As I sit here and write, I should be snivelling into my socks. No, wait – it’s far too hot (42C!) here in Mali to be wearing socks. Snivelling into my flip-flops will have to suffice.  Right now, I should be jumping into a car and driving to Johannesburg airport – but you just said you were in Mali…? My point exactly.  I shouldn’t even be in Mali or South Africa! I should be, along with my husband, en route to the tropical island getaway that is the Seychelles, –say what?

As luck would have it, or otherwise, we booked – not even two weeks ago, a 1-week holiday to the Seychelles.  We have just had to cancel it because of an unexpected development at work.  This is, most definitely, the least pleasing aspect of my job.  Planning, or the lack thereof, and having to drop everything when the supplier of the ever-elusive drill rig says “your rig will be on site – on Saturday”, has totally not made my month. They originally said we wouldn’t have chance in hell of seeing it before May, perhaps the end of April if we’re really lucky. LUCKY? Bah.

The only reason we thought we could treat ourselves to a holiday in such a glamorous destination was because for the entire duration we are in Mali, ~2-4 months at a time, we hardly spend a thing.  No weekly magazines.  No ice cream. No trips to the cinema. No random shopping expeditions to throw money at.  Here, there isn’t an awful lot to be spending your money on.  Our biggest expense is our beer habit. Between myself and my husband, we think we are doing our bit to keep the local beer company’s profit margin looking healthy. 🙂

Now, like I said, I should be snivelling. Instead I am not. I am trying, really trying, to be stoic about all of this.  On a scale of 1-10, my disappointment is still immeasurable.  However, in the face of 100% cancellations fees across the board (hotel, flights etc) we are sending my parents-in-law on a holiday of a life-time. This is most definitely a much better feeling to be having than merely snivelling.  This also appeals to my Scottish-ness. Being a Scot, I cannot abide the waste of money. As me and as a Scot, I cannot abide the waste of money, especially when that money was meant to fund travelling to beautiful destinations.  I’d rather see someone else, at the very least, making the most of what could have been a bad situation.   I once read somewhere that there is a Canadian saying “Use it up, wear it out, make it work, or do without” (or words to that effect). I can only think this kind of saying has its roots firmly planted in Scotland. We’re tight with our pennies. Really tight.

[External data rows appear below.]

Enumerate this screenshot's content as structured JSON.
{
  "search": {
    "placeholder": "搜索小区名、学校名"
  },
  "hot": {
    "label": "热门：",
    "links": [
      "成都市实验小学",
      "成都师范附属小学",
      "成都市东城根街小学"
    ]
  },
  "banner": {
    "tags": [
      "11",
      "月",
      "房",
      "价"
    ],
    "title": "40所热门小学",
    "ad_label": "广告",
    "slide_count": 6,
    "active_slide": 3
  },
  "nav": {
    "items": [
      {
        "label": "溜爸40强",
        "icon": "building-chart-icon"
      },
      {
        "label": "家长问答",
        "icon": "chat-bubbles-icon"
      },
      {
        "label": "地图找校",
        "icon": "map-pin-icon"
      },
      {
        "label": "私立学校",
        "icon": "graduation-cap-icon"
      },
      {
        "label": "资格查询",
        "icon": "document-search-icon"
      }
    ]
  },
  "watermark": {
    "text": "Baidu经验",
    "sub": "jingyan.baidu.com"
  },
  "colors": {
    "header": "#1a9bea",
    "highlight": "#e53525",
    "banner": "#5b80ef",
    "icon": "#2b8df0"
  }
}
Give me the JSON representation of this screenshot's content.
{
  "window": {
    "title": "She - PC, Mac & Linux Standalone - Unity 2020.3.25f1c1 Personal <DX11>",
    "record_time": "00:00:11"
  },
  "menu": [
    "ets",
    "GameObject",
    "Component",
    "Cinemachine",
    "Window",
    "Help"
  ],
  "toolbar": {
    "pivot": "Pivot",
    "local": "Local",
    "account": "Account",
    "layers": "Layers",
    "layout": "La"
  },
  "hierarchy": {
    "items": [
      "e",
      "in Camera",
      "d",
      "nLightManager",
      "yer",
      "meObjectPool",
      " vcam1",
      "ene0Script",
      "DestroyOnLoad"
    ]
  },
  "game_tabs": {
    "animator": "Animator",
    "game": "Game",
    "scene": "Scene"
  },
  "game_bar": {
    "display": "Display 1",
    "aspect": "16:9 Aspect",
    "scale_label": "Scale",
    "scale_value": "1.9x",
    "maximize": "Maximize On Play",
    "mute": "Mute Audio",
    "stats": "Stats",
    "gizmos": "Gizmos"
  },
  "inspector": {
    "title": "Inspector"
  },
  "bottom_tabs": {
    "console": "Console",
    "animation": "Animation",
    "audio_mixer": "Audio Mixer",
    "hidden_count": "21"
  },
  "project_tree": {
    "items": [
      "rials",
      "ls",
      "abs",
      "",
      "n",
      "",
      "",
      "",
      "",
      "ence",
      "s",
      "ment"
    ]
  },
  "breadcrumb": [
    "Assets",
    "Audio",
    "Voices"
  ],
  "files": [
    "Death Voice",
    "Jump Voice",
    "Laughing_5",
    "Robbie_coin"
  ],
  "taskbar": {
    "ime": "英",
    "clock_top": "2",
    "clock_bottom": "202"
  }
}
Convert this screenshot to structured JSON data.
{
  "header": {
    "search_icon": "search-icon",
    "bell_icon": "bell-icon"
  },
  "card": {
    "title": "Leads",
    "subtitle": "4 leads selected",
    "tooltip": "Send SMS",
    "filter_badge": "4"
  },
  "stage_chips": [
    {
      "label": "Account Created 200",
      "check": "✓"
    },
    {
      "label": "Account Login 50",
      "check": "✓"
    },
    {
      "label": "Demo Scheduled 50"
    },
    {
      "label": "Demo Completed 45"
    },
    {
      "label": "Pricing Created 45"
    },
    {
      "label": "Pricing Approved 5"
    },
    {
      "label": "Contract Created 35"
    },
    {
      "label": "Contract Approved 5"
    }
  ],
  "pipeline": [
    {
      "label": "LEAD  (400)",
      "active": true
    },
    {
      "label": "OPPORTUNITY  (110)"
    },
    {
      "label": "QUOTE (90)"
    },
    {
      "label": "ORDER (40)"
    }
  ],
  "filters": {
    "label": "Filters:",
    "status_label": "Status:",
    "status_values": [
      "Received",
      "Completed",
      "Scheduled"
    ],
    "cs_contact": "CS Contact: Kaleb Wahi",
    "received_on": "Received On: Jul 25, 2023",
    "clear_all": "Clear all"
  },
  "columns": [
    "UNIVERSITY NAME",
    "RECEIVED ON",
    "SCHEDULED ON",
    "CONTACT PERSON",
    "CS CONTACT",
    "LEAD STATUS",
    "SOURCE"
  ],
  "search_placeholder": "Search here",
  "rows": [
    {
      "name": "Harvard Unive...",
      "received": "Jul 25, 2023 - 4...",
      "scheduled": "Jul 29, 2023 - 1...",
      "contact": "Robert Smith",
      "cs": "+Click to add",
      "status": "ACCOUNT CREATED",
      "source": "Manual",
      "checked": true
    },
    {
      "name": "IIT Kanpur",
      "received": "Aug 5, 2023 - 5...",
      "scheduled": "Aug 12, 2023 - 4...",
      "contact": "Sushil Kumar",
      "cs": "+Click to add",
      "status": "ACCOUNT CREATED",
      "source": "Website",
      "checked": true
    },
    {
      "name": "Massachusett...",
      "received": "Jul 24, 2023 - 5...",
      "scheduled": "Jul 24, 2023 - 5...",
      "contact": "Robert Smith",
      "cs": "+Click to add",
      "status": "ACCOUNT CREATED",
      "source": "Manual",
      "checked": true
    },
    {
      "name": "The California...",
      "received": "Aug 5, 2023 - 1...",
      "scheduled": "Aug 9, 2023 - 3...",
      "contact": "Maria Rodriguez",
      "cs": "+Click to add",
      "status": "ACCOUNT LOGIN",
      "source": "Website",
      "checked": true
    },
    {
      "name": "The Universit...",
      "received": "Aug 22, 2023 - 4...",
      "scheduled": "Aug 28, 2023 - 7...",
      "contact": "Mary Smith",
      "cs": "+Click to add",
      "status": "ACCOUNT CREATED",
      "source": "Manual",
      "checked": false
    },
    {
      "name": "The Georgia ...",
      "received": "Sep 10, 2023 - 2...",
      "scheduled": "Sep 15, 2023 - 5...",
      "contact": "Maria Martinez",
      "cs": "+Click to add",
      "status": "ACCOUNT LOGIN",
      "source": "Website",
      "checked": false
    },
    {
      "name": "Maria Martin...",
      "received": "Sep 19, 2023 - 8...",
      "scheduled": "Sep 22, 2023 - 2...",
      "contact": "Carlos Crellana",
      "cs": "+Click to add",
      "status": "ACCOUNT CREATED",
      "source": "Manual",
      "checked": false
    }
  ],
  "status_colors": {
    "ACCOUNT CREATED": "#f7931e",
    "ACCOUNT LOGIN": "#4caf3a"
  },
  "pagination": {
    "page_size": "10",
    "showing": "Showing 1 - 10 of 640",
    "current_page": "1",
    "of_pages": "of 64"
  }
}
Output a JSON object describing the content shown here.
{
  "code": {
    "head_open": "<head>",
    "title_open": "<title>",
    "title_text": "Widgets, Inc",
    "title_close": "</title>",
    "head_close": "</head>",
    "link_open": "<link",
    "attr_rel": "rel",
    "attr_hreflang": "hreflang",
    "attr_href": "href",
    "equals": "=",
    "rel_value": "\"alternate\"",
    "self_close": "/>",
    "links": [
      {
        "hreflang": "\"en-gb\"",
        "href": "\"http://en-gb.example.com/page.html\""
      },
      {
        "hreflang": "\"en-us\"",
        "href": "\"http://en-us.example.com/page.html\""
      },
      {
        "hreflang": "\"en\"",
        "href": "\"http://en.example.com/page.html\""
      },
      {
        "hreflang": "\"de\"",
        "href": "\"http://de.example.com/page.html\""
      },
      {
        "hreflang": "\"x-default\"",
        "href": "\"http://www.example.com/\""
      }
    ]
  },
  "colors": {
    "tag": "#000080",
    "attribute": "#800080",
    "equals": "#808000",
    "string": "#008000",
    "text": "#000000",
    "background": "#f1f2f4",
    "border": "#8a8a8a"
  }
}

We’ve made it work, though. I do feel better. So, all in all, that is a good thing.

So this all begs the question: – “what fun awaits me for the coming couple of weeks as an alternative?” Well, early doors on Saturday morning, my husband and I shall be departing for the field.  For 10 days to maybe a full 2 weeks, we shall be based in an even more remote location than Bamako, Mali. We shall be in the “middle-of-nowhere”, Mali.  Cell phone reception is tenuous.  Internet connection is non-existent.  Water is on tap, but electricity is generator based.  It is basic. It is rustic.  Charming is not an adjective I would choose to describe it, ever.  However, all is not lost. I have downloaded a pile of RSS feeds from lots of photography blogs, whose tips and tricks have inspired me to greater photographic endeavours.  I can recharge my laptop. I can recharge my camera. I can carry on editing photographs from the last 20 years. I can carry on editing the photographs that I will take in the next couple of weeks. It’s all about making the most of what you have got. All is most definitely NOT lost.

Many of you out there reading this, will perhaps never get to experience the experience of Africa.  I sometimes take it for granted. I “semi-grated” from the UK to South Africa over 14 years ago. It was, originally, a 2-year plan.  I have a love-hate relationship with Africa.  I love it because the people are the most generous, even when there is nothing to be generous with.  It’s their smiles, their warmth, their welcoming attitudes.  It’s the little kids that try to out-run you in your vehicle as you amble along the dirt tracks, screaming “Toubabou, Toubabou!”, which in the local Bambaran language basically translates into “European, European!”.  I hate it because the luxuries that we are used to taking for granted are not there and it makes me feel shallow and materialistic. It smells, it stinks. It’s dusty, it’s hot.  There are mosquitoes, there is Malaria. It’s not for sissies. Sometimes, I can be a real sissy and think that “Africa SUCKS”, but, at the end of the day it is an experience that I should never, ever take for granted.

I hope that in the next couple of weeks I can capture some of this and bring it to you in the form of future posts. I make no promises, as nothing can be foreseen or even absolutely planned (you may have figured that one out already!).  For now though, I shall be very quiet on the blogging & commenting front. As I mentioned above there is no internet connection.  Please don’t think I’m ignoring any comments. I’m just going into “whisper mode”.. Until next time..